↓
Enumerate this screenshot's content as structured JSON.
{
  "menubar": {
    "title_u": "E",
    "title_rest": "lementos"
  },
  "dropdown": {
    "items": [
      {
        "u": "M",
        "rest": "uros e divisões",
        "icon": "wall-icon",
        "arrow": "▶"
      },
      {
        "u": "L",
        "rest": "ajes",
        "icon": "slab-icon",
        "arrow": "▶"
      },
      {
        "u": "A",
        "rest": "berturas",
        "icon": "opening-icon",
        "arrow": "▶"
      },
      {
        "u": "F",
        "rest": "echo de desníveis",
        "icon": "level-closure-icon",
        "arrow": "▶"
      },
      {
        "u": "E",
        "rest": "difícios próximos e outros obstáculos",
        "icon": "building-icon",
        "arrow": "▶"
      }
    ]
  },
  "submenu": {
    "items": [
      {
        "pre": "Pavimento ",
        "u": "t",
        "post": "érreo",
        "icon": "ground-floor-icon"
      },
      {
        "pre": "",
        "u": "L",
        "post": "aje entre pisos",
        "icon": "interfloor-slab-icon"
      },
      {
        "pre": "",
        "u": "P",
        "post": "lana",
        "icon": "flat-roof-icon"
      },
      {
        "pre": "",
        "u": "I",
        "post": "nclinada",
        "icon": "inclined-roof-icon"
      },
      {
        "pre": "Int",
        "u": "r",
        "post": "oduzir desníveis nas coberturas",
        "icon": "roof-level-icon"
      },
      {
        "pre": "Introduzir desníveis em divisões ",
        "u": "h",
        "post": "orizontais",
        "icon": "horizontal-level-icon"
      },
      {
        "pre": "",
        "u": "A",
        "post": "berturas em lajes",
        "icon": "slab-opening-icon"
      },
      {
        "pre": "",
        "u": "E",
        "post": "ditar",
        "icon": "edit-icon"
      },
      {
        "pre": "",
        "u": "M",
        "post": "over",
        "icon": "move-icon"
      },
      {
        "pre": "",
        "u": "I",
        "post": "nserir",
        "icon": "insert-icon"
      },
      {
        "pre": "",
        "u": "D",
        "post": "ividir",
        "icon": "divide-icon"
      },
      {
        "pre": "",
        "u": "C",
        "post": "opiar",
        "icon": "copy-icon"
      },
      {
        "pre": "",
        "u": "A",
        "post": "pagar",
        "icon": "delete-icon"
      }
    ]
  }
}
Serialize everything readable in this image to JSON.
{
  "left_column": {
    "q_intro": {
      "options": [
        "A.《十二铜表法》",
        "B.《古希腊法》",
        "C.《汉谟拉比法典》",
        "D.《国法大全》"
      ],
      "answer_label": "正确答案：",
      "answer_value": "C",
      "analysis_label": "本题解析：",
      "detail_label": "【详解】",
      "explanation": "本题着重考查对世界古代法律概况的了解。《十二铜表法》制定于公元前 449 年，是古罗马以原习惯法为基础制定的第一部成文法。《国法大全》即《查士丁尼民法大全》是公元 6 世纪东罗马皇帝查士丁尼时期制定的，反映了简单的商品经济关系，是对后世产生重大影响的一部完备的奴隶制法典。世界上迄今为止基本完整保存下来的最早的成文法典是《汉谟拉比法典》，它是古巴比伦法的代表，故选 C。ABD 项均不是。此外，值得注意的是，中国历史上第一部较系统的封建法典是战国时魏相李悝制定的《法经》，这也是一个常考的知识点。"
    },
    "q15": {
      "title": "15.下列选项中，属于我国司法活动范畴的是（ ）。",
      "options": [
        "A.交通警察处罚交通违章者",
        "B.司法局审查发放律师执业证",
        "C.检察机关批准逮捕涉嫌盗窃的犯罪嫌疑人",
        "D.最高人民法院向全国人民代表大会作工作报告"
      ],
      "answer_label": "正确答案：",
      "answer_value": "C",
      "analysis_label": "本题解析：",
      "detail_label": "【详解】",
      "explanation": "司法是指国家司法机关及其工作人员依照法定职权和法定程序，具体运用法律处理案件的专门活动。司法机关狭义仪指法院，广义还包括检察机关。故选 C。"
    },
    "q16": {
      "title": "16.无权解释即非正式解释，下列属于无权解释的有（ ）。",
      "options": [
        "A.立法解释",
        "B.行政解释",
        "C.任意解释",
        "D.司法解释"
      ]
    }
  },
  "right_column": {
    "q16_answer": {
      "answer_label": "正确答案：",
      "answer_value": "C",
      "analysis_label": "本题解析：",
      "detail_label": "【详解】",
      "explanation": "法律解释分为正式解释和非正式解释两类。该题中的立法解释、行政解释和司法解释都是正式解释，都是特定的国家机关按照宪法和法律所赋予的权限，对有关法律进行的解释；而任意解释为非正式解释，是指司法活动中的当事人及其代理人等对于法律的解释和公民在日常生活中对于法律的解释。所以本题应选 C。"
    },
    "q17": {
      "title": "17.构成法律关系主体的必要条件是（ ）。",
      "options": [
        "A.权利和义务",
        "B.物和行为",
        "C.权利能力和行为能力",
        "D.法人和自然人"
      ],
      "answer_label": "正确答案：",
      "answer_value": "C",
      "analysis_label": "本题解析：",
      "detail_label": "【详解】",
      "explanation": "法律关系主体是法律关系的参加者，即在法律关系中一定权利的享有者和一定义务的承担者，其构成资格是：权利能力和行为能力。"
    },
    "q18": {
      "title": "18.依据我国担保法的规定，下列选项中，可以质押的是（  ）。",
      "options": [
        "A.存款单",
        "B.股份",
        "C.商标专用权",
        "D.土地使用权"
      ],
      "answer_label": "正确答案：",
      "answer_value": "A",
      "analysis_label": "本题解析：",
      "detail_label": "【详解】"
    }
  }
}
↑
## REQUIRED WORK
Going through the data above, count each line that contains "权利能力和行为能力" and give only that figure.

## RESPONSE TO THIS TASK
2